##### Provided data

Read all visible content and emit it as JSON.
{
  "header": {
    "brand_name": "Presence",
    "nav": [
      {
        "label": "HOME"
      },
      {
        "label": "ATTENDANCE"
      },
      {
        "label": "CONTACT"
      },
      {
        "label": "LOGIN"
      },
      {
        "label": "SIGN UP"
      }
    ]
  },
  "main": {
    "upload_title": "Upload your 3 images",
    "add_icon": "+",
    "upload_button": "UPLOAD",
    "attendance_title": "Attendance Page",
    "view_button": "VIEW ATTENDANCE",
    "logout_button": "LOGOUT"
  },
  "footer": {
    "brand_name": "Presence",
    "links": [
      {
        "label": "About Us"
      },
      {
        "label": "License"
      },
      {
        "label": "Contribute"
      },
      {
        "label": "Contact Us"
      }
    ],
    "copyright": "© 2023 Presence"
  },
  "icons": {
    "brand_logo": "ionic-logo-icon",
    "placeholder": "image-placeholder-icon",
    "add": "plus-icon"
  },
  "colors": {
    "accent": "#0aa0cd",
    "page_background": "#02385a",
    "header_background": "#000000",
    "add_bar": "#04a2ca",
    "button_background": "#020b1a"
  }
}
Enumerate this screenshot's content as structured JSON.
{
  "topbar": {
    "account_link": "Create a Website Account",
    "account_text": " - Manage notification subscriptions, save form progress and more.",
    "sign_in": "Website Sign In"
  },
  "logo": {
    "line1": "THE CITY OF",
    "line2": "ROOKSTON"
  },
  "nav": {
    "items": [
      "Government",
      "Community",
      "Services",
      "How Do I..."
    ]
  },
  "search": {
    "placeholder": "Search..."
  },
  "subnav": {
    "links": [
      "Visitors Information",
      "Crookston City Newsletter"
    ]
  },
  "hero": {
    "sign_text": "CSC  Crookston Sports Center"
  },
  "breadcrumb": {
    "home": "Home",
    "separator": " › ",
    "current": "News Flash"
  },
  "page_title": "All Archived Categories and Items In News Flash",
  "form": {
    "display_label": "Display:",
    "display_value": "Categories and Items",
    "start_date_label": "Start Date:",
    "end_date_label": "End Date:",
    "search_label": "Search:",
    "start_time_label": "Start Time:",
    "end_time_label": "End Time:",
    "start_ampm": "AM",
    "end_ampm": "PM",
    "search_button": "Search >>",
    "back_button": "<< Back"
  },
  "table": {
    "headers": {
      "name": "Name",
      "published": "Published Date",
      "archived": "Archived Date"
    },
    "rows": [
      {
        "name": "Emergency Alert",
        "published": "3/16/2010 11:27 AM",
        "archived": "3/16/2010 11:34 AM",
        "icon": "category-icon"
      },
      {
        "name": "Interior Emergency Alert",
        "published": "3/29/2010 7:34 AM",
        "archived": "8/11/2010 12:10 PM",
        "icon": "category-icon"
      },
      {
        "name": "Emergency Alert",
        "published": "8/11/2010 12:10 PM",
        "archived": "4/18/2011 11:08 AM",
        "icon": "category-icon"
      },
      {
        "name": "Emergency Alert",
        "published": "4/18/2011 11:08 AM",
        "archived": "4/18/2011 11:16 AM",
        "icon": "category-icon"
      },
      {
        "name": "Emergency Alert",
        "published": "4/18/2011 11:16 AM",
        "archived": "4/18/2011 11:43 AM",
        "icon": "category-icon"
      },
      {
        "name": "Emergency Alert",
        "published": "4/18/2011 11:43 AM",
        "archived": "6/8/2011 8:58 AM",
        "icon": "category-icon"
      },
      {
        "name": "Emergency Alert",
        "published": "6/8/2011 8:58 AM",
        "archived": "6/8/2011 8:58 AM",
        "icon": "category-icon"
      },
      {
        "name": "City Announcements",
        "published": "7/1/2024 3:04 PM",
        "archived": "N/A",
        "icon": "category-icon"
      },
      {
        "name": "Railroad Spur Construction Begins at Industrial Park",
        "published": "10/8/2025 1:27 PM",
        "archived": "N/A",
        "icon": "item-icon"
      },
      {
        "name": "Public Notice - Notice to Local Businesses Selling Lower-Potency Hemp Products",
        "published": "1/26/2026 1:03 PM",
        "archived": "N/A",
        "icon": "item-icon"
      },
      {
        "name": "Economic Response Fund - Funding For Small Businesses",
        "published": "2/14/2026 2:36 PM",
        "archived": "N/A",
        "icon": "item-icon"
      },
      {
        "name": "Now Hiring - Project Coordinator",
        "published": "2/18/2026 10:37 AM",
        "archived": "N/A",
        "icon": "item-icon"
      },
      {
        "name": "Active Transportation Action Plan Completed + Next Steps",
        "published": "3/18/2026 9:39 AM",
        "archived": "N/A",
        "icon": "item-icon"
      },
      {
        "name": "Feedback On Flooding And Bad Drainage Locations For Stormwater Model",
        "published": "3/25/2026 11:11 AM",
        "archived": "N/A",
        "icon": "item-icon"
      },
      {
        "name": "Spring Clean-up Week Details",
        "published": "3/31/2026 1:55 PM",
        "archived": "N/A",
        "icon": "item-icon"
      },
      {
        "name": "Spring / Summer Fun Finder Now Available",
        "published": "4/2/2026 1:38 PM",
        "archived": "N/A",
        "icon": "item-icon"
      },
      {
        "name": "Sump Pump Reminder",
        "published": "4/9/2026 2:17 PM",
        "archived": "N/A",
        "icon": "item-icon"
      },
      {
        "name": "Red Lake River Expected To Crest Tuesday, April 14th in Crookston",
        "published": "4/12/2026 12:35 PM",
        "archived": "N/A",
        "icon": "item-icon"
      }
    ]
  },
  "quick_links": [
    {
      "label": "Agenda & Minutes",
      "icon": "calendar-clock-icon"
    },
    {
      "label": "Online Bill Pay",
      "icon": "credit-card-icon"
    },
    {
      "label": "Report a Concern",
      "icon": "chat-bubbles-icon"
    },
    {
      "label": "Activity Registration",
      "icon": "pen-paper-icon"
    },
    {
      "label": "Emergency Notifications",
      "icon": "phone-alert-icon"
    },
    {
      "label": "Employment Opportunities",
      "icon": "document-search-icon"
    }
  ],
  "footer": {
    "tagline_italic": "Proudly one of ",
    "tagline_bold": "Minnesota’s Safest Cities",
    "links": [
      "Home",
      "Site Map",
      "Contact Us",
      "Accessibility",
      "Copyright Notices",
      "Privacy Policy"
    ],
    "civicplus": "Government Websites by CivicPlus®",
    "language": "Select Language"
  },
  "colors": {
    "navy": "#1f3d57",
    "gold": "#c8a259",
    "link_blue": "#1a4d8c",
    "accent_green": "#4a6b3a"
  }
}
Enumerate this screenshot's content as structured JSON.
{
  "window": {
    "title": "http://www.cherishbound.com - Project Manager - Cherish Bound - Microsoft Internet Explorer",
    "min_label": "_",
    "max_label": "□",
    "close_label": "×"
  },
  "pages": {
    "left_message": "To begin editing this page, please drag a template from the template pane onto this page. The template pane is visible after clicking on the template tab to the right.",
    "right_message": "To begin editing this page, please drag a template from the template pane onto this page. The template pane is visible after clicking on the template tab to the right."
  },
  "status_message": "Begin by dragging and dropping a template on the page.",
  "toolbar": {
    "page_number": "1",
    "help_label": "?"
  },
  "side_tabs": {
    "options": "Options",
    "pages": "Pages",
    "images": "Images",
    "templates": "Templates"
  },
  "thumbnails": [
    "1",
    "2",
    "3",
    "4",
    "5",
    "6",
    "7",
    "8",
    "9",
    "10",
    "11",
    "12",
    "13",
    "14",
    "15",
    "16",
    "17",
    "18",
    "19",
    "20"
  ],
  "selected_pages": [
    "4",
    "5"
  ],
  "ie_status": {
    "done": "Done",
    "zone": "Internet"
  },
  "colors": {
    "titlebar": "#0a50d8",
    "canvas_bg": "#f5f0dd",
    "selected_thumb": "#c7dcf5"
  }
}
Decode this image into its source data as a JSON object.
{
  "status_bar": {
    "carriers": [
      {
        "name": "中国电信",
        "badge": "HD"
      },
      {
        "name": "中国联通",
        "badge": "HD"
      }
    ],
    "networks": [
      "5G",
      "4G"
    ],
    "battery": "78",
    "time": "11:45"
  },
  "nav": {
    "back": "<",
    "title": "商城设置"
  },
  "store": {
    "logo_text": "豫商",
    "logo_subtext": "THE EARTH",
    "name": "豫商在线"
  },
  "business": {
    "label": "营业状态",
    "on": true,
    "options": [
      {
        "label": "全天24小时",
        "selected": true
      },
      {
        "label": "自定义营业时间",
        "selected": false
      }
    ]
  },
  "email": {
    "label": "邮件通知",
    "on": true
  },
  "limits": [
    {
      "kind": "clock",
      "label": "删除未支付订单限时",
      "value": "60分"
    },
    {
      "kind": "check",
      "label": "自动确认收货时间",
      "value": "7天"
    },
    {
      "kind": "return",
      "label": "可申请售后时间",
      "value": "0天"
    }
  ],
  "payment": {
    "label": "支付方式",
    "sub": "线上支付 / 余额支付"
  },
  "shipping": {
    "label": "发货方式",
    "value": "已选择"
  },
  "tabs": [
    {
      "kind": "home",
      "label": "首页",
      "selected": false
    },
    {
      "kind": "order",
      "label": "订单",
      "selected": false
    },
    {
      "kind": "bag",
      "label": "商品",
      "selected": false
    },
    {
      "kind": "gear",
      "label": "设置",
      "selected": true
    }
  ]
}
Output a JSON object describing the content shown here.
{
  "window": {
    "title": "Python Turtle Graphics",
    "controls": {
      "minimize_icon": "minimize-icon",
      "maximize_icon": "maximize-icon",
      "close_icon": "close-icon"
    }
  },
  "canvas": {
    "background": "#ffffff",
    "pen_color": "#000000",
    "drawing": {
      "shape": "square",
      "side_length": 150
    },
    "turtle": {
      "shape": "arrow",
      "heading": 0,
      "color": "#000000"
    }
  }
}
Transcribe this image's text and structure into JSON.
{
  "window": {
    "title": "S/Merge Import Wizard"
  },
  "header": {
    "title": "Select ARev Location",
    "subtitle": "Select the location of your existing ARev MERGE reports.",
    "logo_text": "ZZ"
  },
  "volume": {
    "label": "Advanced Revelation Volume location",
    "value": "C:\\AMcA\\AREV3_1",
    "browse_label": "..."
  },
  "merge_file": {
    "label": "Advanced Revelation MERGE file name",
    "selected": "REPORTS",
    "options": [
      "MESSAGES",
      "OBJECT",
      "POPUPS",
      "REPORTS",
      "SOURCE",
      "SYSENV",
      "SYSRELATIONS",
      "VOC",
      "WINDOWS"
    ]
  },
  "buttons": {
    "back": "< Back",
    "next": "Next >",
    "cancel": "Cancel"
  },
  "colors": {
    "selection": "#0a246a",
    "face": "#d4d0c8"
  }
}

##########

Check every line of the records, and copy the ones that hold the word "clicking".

    "left_message": "To begin editing this page, please drag a template from the template pane onto this page. The template pane is visible after clicking on the template tab to the right.",
    "right_message": "To begin editing this page, please drag a template from the template pane onto this page. The template pane is visible after clicking on the template tab to the right."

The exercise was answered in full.